Social Media Employment Law

Post Summer 2 of 5 – The Rush To Step Back on Facebook Demand Laws

Yesterday began this series of five posts to highlight five developments from this past summer in the area of social media and employment law.   In Part 2 today:  are legislators acknowledging that they went too far with their “Facebook demand” laws, or are they simply refining the laws with the benefit of passing time?

Much to my (and others’) chagrin, so much time was spent in 2012 and the first half of 2013 taking surveys and updating the surveys as each new state law was enacted to prohibit employers from requesting or requiring employees – potential or current – to turn over social media account passwords.  I question(ed) whether there is (was) a real need for these laws, and rhetorically sought some justification for the speed with which these legislative bodies apparently can come together on this issue.   Many states continued to enact the laws, notwithstanding my thoughts on the subject.

Yet, this summer brought an interesting amendment in Illinois, which was the second state after Maryland to enact a “Facebook demand” law, as I posted here back on August 6, 2012.    The amendment this past summer begs the question whether we will continue to see further “refinements” of these laws in other states, or, dare I ask, might they even be repealed down the line as totally overbroad and even unnecessary.

The Illinois amendment now allows employers to demand access to “professional” social media accounts, defined as an account used “by a current or prospective employee for business purposes of the employer.”  Though I’m not sure why the employer would not already have password and other necessary account information for an account used by an employee for the company’s business purposes.   The amendment also makes clear that employers are not prohibited from making a demand or request to comply “with a duty to screen employees or applicants prior to hiring under Illinois insurance laws or federal law or by a self-regulatory organization as defined [in the Securities Exchange Act].”

Employer Take Away:   What should you as an employer take away from this development?   
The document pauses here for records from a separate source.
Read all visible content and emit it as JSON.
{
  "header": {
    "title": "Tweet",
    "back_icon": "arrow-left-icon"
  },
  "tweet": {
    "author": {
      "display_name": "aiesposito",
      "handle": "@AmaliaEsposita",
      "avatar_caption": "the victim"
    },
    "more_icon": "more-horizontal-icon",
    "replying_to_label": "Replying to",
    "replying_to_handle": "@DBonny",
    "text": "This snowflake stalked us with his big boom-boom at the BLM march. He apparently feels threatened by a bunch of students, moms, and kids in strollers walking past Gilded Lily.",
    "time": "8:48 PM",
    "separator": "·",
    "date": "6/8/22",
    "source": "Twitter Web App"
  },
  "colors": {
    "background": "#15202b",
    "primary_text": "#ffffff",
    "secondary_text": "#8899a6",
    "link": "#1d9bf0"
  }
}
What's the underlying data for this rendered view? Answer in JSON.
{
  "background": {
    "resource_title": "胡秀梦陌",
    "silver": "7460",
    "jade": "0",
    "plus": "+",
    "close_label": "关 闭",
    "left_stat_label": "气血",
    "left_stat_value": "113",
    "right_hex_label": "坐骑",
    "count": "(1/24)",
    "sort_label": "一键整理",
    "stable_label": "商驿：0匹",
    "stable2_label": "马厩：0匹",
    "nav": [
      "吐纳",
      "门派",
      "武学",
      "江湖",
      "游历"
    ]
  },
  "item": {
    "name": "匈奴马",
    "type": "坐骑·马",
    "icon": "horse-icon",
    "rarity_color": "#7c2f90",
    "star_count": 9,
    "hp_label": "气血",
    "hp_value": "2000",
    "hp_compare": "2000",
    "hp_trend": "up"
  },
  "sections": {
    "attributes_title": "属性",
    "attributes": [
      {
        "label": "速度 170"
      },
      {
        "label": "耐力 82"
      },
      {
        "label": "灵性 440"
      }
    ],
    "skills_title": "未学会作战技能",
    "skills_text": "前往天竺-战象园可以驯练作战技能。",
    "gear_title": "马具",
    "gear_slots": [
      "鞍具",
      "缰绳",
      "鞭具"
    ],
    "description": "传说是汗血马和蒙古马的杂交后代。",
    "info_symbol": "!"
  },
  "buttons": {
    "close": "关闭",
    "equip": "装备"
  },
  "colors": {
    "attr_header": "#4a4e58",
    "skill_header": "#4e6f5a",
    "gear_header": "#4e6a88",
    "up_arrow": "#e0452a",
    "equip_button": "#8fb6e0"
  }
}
Again, the interesting point here is not so much in this topic of Facebook demand laws, but in the fact that Illinois appears to be an early indicator of a trend toward refining these laws when loopholes and realities render the law impractical, at best.

But, still, before your company seeks access to an employee’s private social media account (and I’m still not sure why you would want to be known as the employer that demands such access in the first place), you still should determine as a threshold matter the state of the law in your company’s jurisdiction.

About The Author
Exit mobile version